The liner notes read like a who’s who of unsung Chicago musical heroes like sax playing songwriter John Fournier, drummers Dan Massey and Gerald Dowd, bassist Brett Simons, powerhouse country vocalist Joy Lynn White and fiddle player Kathleen Keane.
The more abstract aesthetic was aided by indie rock engineering maverick Steve Albini, who wove some bridges between songs. Although the literary worlds were absorbed in writing the songs, only one sounds far in that extreme — “My Tormentor,” a song of somber delicacy balanced by piano and strings. Others — the pop rock “Mad At A Girl” and soulful “Anything For Love” — blush with oscillating melodies, unexpected turns around the corner that explode and lyrical worlds that have a kind of bent reality.
Half way through recording, Fulks sent what he had to a dozen labels that had shown interest in putting out his next record. When they heard it was a departure from what they knew, half of the labels “quickly ducked behind the bushes” he said.
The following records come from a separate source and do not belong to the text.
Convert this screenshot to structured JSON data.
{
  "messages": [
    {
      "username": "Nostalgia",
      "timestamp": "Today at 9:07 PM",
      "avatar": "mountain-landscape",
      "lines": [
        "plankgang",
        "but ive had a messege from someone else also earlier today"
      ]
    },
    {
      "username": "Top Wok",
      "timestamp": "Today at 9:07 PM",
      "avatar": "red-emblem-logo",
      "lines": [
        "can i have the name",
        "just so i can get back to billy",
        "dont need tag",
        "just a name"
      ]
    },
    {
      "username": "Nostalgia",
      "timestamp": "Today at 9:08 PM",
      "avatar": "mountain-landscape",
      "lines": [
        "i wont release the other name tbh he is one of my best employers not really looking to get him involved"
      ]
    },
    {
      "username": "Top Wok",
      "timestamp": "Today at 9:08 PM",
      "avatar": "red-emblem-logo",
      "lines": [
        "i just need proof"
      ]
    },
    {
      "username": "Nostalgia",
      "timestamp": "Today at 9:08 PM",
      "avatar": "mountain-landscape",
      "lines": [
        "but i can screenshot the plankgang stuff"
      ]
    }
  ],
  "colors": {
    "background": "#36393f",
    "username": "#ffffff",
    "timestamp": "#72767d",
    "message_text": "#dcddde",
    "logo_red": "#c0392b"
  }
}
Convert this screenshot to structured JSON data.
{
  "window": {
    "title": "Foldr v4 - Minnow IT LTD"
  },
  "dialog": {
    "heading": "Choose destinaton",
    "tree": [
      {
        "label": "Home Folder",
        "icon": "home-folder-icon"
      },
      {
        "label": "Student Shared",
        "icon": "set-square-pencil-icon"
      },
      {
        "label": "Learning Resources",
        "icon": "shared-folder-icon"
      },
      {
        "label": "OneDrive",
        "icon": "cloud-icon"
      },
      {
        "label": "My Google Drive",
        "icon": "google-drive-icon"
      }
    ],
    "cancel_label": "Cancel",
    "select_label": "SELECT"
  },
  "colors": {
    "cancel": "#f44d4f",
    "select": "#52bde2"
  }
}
The other half offered what Geffen had previously put on the table: a multiple album contract plus a small royalty rate. Fulks walked away.
“It’s too high a price to…be with a company for the next five years. To me, the next five or six years is the rest of my career. I don’t see myself doing this at 50. It’s a young man’s trade, going out in a van 100 days a year. I’d rather be doing something else,” he said. “I had been thinking for awhile about trying it on my own and because this was the proverbial departure record and that was creating some problems with some of the people…my wife and I thought this was the one to try it out on,” he said.
One label that passed was Bloodshot, his home for his first two albums. Instead, the label will help distribute the record in stores while Fulks also offers it on his website.
“The record isn’t really a Bloodshot record,” explained Bloodshot co-owner Rob Miller. “We thought having the Bloodshot name on it might unduly influence people who love him from the country stuff and might be disappointed that its not a consistently country record. Or affect the people who don’t like Bloodshot because they don’t like country and wouldn’t give it a chance.”
Miller admits it took a few listens himself to understand where Fulks was heading. “It’s a ballsy move on his part, especially given the climate of music today where everyone listens to (albums) once and discards or embraces them. This one takes a lot of perseverance.”
Fulks will play a CD launch party tonight at Martyrs, where he’ll be joined by a few players on the album, including some players in his past bands and Fournier who will lead a horn section.
The change in direction follows other recent life moves. Two years ago he moved from Brookfield to Lindenhurst, with his two kids and wife Donna, a voiceover artist and actress. Playing over 100 dates a year, he thought it best to be near inlaws for babysitting duties.
He also stumbled upon a second career as an essayist. After writing a column on his website to try to induce return hits, he began getting requests from different publications that wanted to reprint them. He is now in discussions with a literary agent interested in collecting them in a book and one of them — about dealing with beaurocrats from the IRS — just made Nick Hornsby’s forthcoming Best Rock Writing annual.
“It’s amazing to me that for sitting down at night and writing these stupid things to keep people coming to the website, that in a short amount of time, it’s led to other things. Whereas, I’ve been doing this music thing for 30 years and have been barely pumping life into it year after year,” Fulks said, laughing. “I mean, it’s the thing that I really do.”